German restaurant and beer garden, Wirtshaus (facebook.com/WirtshausLA), is getting in on the Super Bowl action by offering up a football version of its popular “Kegs and Eggs (and Sausage)” breakfast-and-beer brunch on Sunday, February 1, 2015.
Wirtshaus’ “Kegs and Eggs (and Sausage)” special will begin at 11:00 AM on Super Bowl Sunday, and run through kick-off at 3:30 PM (Pacific). Just $27.00 per person will score each guest an egg dish (eggs prepared to their liking), one of Wirtshaus’ famous sausages, a side of fried potatoes, and all-you-can-drink draft beer until 3:30 PM, from a selection of three of Wirtshaus’ most popular German beers.
Wirtshaus’ “Kegs and Eggs” guests will be able to catch all of the action on six (6) flat-screen TVs inside the restaurant and outside, on the dog-friendly patio - with an enhanced football experience courtesy of Wirtshaus’ Dolby surround sound system. Wirtshaus will also set their “ping-pong / soccer room” in Super Bowl style, with the venue’s 120” projection screen.
6333 W. 3rd St. Stall #110, Los Angeles, CA
Watch the Super Bowl on one of Short Order's many flat screens both indoor and outdoor and enjoy Super Bowl Sunday specials:
- $18 Pitchers of Craft Beer (usual price $26)
- $18 Yes Chef Carafe (instead of $22)
- All you can eat wings for $12 during the Superbowl (per person)
- "Beast Mode" Cocktail Special made with Tru Gin
10899 Wilshire Blvd., Los Angeles, CA 90024
Co-presented with the Los Angeles Opera More than two decades after The Ghosts of Versailles had its spectacular premiere at the Metropolitan Opera, the composer John Corigliano and the librettist William M. Hoffman reunite to discuss their grand opera buffa in a conversation led by LA Opera president and CEO Christopher Koelsch. In conjunction with Figaro Unbound, a citywide celebration exploring the lasting legacy of French playwright Pierre-Augustin Caron de Beaumarchais freethinking barber.
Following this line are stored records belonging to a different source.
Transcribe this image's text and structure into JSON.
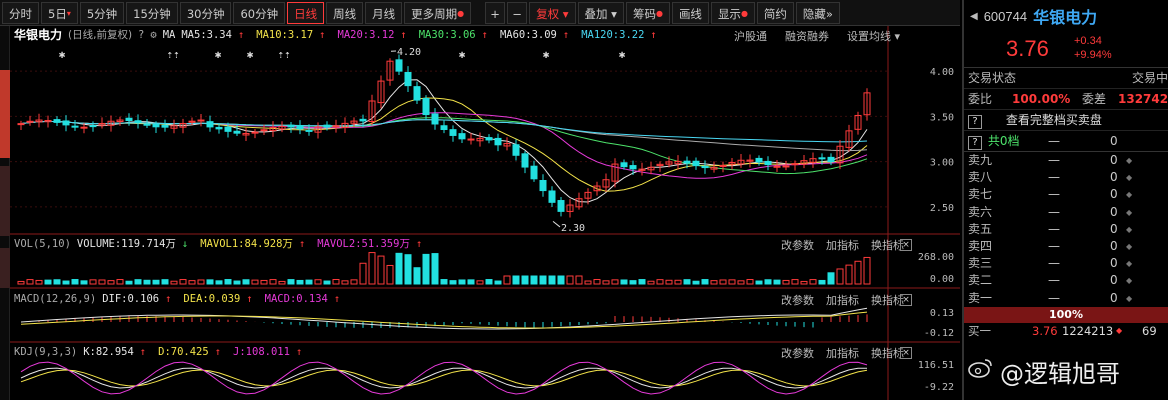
{
  "toolbar": {
    "items": [
      {
        "label": "分时",
        "state": "normal"
      },
      {
        "label": "5日",
        "state": "dropdown"
      },
      {
        "label": "5分钟",
        "state": "normal"
      },
      {
        "label": "15分钟",
        "state": "normal"
      },
      {
        "label": "30分钟",
        "state": "normal"
      },
      {
        "label": "60分钟",
        "state": "normal"
      },
      {
        "label": "日线",
        "state": "active"
      },
      {
        "label": "周线",
        "state": "normal"
      },
      {
        "label": "月线",
        "state": "normal"
      },
      {
        "label": "更多周期",
        "state": "dropdown"
      }
    ],
    "plus": "+",
    "minus": "−",
    "right_items": [
      "复权",
      "叠加",
      "筹码",
      "画线",
      "显示",
      "简约",
      "隐藏"
    ],
    "more": "»"
  },
  "chart": {
    "stock_name": "华银电力",
    "period_info": "(日线,前复权)",
    "ma_label": "MA",
    "ma": [
      {
        "label": "MA5:3.34",
        "dir": "up",
        "color": "#e6e6e6"
      },
      {
        "label": "MA10:3.17",
        "dir": "up",
        "color": "#f3e34a"
      },
      {
        "label": "MA20:3.12",
        "dir": "up",
        "color": "#e63ad9"
      },
      {
        "label": "MA30:3.06",
        "dir": "up",
        "color": "#4de36b"
      },
      {
        "label": "MA60:3.09",
        "dir": "up",
        "color": "#aaaaaa"
      },
      {
        "label": "MA120:3.22",
        "dir": "up",
        "color": "#4ad8f3"
      }
    ],
    "links": [
      "沪股通",
      "融资融券",
      "设置均线"
    ],
    "y_ticks": [
      "4.00",
      "3.50",
      "3.00",
      "2.50"
    ],
    "high_label": "4.20",
    "low_label": "2.30",
    "vol": {
      "title": "VOL(5,10)",
      "volume": "VOLUME:119.714万",
      "mavol1": "MAVOL1:84.928万",
      "mavol2": "MAVOL2:51.359万",
      "y_ticks": [
        "268.00",
        "0.00"
      ]
    },
    "macd": {
      "title": "MACD(12,26,9)",
      "dif": "DIF:0.106",
      "dea": "DEA:0.039",
      "macd": "MACD:0.134",
      "y_ticks": [
        "0.13",
        "-0.12"
      ]
    },
    "kdj": {
      "title": "KDJ(9,3,3)",
      "k": "K:82.954",
      "d": "D:70.425",
      "j": "J:108.011",
      "y_ticks": [
        "116.51",
        "-9.22"
      ]
    },
    "sub_links": [
      "改参数",
      "加指标",
      "换指标"
    ],
    "close": "×"
  },
  "chart_data": {
    "type": "candlestick",
    "title": "华银电力",
    "y_range": [
      2.2,
      4.3
    ],
    "high": 4.2,
    "low": 2.3,
    "last_close": 3.76,
    "series": [
      {
        "name": "MA5",
        "value": 3.34
      },
      {
        "name": "MA10",
        "value": 3.17
      },
      {
        "name": "MA20",
        "value": 3.12
      },
      {
        "name": "MA30",
        "value": 3.06
      },
      {
        "name": "MA60",
        "value": 3.09
      },
      {
        "name": "MA120",
        "value": 3.22
      }
    ]
  },
  "quote": {
    "code": "600744",
    "name": "华银电力",
    "price": "3.76",
    "change": "+0.34",
    "change_pct": "+9.94%",
    "status_label": "交易状态",
    "status_value": "交易中",
    "ratio_label": "委比",
    "ratio_value": "100.00%",
    "diff_label": "委差",
    "diff_value": "132742",
    "full_book": "查看完整档买卖盘",
    "level0_label": "共0档",
    "level0_dash": "—",
    "level0_value": "0",
    "asks": [
      {
        "label": "卖九",
        "price": "—",
        "vol": "0"
      },
      {
        "label": "卖八",
        "price": "—",
        "vol": "0"
      },
      {
        "label": "卖七",
        "price": "—",
        "vol": "0"
      },
      {
        "label": "卖六",
        "price": "—",
        "vol": "0"
      },
      {
        "label": "卖五",
        "price": "—",
        "vol": "0"
      },
      {
        "label": "卖四",
        "price": "—",
        "vol": "0"
      },
      {
        "label": "卖三",
        "price": "—",
        "vol": "0"
      },
      {
        "label": "卖二",
        "price": "—",
        "vol": "0"
      },
      {
        "label": "卖一",
        "price": "—",
        "vol": "0"
      }
    ],
    "pct_bar": "100%",
    "bids": [
      {
        "label": "买一",
        "price": "3.76",
        "vol": "1224213",
        "extra": "69"
      }
    ]
  },
  "watermark": {
    "text": "@逻辑旭哥"
  },
  "colors": {
    "up": "#ff3b3b",
    "down": "#22e0e0",
    "accent": "#3fa9f5"
  }
}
5905 Wilshire Blvd, Los Angeles, CA 90036
Members of the Capitol Ensemble perform Franz Schubert's String Quintet in C Major, D956.
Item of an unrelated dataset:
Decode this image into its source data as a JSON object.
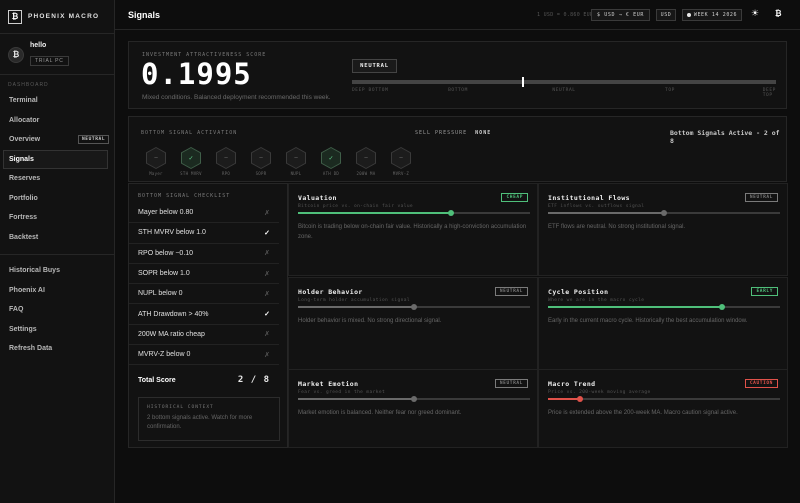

The Capitol Ensemble is dedicated to the performance of an eclectic range of repertoire from the baroque to the 21st century. Capitol Ensemble’s members have collaborated with artists including Mstislay Rostropovich, Sir Neville Marriner, Michael Tilson Thomas, Sir Yehudi Menuhin, Janos Starker, and Leonard Bernstein. The ensemble has been broadcast on National Public Radio and premiered and recorded new works by several California-based composers. Capitol Ensemble has appears regularly in L.A.’s concert halls and recording stages, in addition to teaching at Southern California universities. They also perform as soloists and chamber musicians in many international festivals.
5905 Wilshire Blvd, Los Angeles, CA 90036
Come paint with us! Located next to the Korean and Chinese galleries, the Boone Children’s Gallery is a free creative space where visitors of all ages are invited to learn the art of East Asian brush painting. No prior art-making experience is necessary. Friendly and helpful staff introduce painting techniques, offer tips, and even provide high chairs for very young artists. Visitors sit at communal tables in this fun, family-friendly, and resourceful place to relax, create, and make new friends.
611 N. Fairfax, Los Angeles, CA
We advise you to leave the kids (and pets) at home for this one, as this rarely-screened masterpiece of “adult” animation is a disturbingly poignant experience you’ll not soon forget. A fascinating follow-up to 1978’s landmark Watership Down, The Plague Dogs can be bleak, but is totally absorbing in the way that any pulse-pounding, life-or-death human (or anthropomorphized) drama can be. Determined to escape the confines of an evil laboratory, two dogs make a flight for freedom into the rugged hills. When they accidentally break a vial used by plague researchers on their way out, the human world launches the deadliest hunt. Here is a world where animals are not a blank slate for our ideals and morality, but are the direct expression of the animals themselves; Humanity is the bad guy, and the audience is not left off the hook. The film’s starkness is lent a further heaviosity by top-tier British voice talents like John Hurt, Nigel Hawthorne, Judy Geeson and Patrick Stewart. With a beautifully lifelike visual style (Pixar’s Brad Bird was among the film’s animation crew), this rare 35mm presentation will leave you astounded.
Dir. Martin Rosen, 1982, 35mm, 103 min.